Pick each line that has "السلام" out of the records.

(Beginning of RECORDS TO USE)

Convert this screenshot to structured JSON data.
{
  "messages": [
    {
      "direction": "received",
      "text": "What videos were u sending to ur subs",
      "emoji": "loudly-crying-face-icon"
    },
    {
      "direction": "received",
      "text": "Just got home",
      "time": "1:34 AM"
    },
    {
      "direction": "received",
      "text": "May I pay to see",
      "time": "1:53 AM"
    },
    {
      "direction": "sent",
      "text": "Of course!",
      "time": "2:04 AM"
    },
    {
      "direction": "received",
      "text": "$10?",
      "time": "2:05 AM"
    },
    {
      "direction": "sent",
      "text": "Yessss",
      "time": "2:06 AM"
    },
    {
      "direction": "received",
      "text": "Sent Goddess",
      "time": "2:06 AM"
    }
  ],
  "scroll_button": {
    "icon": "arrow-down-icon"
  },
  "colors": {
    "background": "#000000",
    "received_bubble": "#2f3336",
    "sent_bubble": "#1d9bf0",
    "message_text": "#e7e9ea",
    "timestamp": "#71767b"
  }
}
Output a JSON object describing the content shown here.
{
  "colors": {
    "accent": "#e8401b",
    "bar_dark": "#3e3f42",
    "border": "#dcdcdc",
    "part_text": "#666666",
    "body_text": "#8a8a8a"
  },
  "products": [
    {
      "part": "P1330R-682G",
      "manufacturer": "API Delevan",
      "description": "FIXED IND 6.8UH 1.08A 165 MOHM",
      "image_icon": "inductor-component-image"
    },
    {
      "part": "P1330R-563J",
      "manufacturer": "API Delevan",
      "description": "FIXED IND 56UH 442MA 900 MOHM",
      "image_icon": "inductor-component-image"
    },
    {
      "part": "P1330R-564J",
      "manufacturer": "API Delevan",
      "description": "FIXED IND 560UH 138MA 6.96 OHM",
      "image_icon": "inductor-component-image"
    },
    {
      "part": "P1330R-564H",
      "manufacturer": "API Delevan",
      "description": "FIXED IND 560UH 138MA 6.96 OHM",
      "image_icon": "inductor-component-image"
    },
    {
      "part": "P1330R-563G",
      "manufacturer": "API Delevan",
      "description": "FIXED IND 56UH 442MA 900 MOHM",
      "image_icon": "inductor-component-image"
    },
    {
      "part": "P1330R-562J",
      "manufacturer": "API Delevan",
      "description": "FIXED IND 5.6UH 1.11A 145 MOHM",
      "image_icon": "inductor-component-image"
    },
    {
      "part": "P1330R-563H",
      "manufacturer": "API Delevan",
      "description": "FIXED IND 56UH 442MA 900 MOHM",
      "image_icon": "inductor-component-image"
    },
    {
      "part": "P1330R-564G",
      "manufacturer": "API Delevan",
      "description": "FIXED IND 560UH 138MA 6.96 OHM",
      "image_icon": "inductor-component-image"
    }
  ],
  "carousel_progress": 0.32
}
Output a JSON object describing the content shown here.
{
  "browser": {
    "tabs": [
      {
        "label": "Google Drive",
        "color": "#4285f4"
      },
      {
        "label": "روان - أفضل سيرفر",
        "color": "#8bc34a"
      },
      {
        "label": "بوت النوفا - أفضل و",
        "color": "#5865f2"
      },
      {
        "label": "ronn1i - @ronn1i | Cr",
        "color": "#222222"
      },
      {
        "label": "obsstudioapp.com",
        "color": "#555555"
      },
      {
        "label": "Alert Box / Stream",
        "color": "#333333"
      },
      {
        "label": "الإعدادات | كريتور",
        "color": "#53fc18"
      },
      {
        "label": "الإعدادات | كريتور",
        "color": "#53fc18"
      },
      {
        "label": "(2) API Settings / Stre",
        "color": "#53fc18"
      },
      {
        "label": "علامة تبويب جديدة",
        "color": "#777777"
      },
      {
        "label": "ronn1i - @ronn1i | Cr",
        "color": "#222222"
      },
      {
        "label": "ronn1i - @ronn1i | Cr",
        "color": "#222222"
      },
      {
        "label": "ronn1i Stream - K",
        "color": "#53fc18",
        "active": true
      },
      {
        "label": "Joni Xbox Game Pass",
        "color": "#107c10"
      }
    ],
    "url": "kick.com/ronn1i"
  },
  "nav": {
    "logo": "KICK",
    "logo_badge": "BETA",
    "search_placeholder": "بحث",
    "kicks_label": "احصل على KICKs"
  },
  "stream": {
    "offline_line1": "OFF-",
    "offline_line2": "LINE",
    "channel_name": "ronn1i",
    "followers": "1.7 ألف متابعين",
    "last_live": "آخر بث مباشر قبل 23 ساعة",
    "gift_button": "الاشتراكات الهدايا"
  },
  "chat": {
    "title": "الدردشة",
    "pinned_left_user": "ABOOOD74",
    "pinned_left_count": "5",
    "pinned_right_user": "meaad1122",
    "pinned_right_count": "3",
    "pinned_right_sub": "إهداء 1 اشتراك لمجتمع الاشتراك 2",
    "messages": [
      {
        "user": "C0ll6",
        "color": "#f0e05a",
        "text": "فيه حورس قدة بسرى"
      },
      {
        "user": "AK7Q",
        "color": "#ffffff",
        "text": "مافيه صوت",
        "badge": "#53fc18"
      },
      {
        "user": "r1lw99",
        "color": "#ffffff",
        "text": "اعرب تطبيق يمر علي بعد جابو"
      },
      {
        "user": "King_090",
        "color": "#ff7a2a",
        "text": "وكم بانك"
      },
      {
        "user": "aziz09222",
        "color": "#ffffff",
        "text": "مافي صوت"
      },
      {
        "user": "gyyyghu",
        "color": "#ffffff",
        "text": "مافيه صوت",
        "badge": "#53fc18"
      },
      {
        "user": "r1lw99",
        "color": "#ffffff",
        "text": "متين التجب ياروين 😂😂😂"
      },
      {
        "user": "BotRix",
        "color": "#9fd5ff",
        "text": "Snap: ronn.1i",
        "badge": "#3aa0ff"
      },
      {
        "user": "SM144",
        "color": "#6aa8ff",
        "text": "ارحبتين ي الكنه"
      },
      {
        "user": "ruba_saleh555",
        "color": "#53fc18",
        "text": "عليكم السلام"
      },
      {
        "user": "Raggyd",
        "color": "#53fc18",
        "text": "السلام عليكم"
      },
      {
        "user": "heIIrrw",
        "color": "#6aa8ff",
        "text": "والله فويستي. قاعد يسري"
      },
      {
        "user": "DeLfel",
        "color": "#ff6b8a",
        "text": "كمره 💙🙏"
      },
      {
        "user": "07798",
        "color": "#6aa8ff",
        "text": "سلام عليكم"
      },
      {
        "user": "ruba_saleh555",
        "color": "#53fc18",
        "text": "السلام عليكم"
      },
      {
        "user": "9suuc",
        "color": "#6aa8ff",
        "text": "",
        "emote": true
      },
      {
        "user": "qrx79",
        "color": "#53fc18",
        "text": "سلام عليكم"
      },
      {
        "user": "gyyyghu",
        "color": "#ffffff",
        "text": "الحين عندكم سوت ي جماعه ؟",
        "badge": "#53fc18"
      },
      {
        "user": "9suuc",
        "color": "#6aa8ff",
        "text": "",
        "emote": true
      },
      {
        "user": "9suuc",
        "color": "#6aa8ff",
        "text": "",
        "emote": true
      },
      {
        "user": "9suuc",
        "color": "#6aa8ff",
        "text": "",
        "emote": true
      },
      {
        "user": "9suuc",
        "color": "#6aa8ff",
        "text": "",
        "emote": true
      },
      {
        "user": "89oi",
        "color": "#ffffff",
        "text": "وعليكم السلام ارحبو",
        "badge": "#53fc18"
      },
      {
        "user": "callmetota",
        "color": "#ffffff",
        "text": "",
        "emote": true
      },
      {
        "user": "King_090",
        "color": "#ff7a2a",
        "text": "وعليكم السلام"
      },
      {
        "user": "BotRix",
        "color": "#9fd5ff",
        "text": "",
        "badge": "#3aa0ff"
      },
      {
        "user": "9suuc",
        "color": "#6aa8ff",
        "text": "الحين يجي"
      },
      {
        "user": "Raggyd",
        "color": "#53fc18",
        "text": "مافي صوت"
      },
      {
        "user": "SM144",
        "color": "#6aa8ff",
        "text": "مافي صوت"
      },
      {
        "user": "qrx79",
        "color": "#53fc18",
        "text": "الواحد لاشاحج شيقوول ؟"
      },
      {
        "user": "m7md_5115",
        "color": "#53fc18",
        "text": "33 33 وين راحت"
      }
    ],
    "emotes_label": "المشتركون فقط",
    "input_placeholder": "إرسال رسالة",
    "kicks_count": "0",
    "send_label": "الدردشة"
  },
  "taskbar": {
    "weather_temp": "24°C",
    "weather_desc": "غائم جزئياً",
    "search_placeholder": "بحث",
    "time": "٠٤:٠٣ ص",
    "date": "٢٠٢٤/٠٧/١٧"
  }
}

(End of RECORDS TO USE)

- [YOUR RESPONSE]:
        "text": "عليكم السلام"
        "text": "السلام عليكم"
        "text": "السلام عليكم"
        "text": "وعليكم السلام ارحبو",
        "text": "وعليكم السلام"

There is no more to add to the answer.